Plaintiff is engaged in the business of making small loans and has its principal office in Chicago. Defendant managed its San Diego office and plaintiff claims he negligently made loans to certain individuals in violation of his employment contract and regulations of the company. Plaintiff sued defendant for $8231.86. Even though defendant was a resident of California and plaintiff did business in the State of California, plaintiff selected this forum to sue out a writ for the reason that the defendant owned 2600 shares of common stock of the plaintiff corporation which was attached by the writ of foreign attachment on August 16.
[55 Del. 534] Defendant received notice of this attachment of all his shares on August 27, 1962. He discussed the matter with Herman A. Hauslein, Esq., a San Diego attorney. The attorney told him that he had 40 days from the date he was served to appear or answer. In all probability this attorney did not have before him the new Superior Court Rules pertaining to foreign attachment since the rules had not been published in the Delaware Code as of that date. If he had examined the writ of attachment sent to defendant, he might have understood that he had 40 days from the date of attachment to appear or answer. 
Approximately 12 days after the consultation with defendant, the attorney wrote to a law firm in Wilmington inquiring their charges and presumably, after the defendant was informed about the cost of the litigation, he employed the California attorney to direct the Wilmington attorney to proceed to defend the litigation. In the meantime, plaintiff moved for default on September 26, only a few hours after the time in which an answer was due and received judgment two days after his motion was filed.

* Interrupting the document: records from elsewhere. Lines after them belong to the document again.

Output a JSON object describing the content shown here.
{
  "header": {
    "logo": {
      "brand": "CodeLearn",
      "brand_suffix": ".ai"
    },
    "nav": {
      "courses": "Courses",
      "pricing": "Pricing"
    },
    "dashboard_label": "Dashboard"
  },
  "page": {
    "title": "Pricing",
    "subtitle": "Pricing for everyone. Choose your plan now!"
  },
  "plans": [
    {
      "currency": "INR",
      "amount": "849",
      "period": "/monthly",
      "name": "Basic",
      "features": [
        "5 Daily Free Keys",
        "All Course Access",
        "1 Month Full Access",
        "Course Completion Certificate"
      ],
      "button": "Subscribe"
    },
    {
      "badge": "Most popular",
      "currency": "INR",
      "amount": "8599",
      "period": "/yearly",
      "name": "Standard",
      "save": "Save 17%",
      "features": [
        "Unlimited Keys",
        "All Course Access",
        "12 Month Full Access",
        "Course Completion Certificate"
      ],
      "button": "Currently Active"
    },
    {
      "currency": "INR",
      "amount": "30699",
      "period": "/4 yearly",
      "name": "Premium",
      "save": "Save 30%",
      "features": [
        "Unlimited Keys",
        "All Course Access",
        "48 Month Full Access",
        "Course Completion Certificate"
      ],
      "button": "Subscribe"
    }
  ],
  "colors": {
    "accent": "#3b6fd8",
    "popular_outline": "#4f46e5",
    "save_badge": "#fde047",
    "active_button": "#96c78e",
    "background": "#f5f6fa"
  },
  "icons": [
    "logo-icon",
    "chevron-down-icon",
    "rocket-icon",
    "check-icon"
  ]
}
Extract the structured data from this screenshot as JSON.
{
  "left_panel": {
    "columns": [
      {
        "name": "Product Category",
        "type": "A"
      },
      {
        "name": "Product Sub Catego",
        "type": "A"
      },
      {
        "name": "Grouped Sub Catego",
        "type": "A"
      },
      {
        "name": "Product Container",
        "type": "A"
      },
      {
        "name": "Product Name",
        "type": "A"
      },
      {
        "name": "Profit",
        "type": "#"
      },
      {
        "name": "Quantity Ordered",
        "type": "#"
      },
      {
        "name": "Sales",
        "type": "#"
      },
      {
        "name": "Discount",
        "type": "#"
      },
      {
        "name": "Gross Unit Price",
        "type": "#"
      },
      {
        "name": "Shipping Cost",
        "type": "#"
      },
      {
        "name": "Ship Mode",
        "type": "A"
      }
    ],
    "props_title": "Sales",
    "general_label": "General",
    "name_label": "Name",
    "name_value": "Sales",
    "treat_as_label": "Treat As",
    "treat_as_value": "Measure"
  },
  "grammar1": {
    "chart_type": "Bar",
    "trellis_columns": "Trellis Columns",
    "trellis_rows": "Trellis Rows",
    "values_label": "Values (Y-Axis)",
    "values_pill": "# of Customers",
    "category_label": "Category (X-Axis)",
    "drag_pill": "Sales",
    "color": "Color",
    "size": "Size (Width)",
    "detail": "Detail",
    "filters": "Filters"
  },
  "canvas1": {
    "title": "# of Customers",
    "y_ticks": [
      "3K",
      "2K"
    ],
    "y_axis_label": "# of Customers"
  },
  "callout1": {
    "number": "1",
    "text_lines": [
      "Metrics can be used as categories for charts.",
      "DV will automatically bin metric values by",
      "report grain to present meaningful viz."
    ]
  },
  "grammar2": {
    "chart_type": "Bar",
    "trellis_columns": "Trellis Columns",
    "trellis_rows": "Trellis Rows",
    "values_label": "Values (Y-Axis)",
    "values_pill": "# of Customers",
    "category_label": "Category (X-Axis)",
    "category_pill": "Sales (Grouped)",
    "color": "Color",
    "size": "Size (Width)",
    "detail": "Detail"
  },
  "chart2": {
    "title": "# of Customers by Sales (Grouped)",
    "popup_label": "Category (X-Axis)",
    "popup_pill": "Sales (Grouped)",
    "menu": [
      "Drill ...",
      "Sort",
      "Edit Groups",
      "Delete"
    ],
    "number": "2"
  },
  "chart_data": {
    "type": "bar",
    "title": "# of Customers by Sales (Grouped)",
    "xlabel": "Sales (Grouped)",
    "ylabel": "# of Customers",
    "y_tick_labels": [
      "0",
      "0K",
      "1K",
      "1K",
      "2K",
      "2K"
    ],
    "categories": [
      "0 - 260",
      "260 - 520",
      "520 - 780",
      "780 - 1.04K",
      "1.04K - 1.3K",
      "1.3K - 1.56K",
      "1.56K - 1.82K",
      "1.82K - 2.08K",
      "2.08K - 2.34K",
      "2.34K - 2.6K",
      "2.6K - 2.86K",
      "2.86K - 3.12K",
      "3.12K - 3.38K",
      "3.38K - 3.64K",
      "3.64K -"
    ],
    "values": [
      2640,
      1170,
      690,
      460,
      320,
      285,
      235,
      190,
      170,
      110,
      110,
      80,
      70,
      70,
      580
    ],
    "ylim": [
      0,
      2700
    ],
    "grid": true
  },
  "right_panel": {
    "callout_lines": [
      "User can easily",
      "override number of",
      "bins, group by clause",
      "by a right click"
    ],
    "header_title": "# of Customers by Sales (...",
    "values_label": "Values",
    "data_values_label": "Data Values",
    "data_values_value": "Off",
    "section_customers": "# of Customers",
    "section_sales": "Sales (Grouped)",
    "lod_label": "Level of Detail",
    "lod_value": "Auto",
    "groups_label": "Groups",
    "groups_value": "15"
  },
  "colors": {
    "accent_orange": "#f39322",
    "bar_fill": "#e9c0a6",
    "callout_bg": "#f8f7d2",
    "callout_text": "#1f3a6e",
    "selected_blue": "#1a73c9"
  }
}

The purpose of a foreign attachment is not primarily to allow an in rem proceeding but to obtain the defendant's appearance. Kaiser-Frazer Corp. v. Eaton, 9 Terry 236,101 A.2d 345, 352, 353; Hitchens, Inc. v. Phillips Packing Co., Inc., 3 Terry 393,35 A.2d 502, 505. This defendant was in California. Apparently the nature of the proceedings was unfamiliar to him and the calculation of the time in which to answer was apparently unfamiliar to his attorney. Defendant should not be penalized by denying ...